Exercise
Extract every entry word for word.

-.-.-

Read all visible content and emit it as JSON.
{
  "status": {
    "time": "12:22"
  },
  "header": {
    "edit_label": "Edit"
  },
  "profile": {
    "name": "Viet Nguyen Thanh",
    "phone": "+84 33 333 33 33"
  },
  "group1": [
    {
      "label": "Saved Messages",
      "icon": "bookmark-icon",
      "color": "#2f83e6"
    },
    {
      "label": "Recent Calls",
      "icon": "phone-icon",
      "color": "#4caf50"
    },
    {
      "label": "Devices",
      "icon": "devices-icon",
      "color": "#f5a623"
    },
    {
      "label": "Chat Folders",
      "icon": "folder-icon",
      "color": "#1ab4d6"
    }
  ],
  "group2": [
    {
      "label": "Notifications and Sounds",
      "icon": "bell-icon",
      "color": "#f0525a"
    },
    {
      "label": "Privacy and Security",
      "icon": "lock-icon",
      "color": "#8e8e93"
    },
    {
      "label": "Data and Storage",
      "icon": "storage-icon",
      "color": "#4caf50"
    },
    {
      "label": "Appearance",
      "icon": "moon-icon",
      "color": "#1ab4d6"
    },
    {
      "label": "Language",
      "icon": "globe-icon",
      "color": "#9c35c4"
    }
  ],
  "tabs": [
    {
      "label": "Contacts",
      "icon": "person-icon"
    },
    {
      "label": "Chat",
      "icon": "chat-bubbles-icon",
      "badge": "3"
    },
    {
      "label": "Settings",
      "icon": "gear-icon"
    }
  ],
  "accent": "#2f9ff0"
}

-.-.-

Answer to this problem
Read all visible content and emit it as JSON.
{
  "status": {
    "time": "12:22"
  },
  "header": {
    "edit_label": "Edit"
  },
  "profile": {
    "name": "Viet Nguyen Thanh",
    "phone": "+84 33 333 33 33"
  },
  "group1": [
    {
      "label": "Saved Messages",
      "icon": "bookmark-icon",
      "color": "#2f83e6"
    },
    {
      "label": "Recent Calls",
      "icon": "phone-icon",
      "color": "#4caf50"
    },
    {
      "label": "Devices",
      "icon": "devices-icon",
      "color": "#f5a623"
    },
    {
      "label": "Chat Folders",
      "icon": "folder-icon",
      "color": "#1ab4d6"
    }
  ],
  "group2": [
    {
      "label": "Notifications and Sounds",
      "icon": "bell-icon",
      "color": "#f0525a"
    },
    {
      "label": "Privacy and Security",
      "icon": "lock-icon",
      "color": "#8e8e93"
    },
    {
      "label": "Data and Storage",
      "icon": "storage-icon",
      "color": "#4caf50"
    },
    {
      "label": "Appearance",
      "icon": "moon-icon",
      "color": "#1ab4d6"
    },
    {
      "label": "Language",
      "icon": "globe-icon",
      "color": "#9c35c4"
    }
  ],
  "tabs": [
    {
      "label": "Contacts",
      "icon": "person-icon"
    },
    {
      "label": "Chat",
      "icon": "chat-bubbles-icon",
      "badge": "3"
    },
    {
      "label": "Settings",
      "icon": "gear-icon"
    }
  ],
  "accent": "#2f9ff0"
}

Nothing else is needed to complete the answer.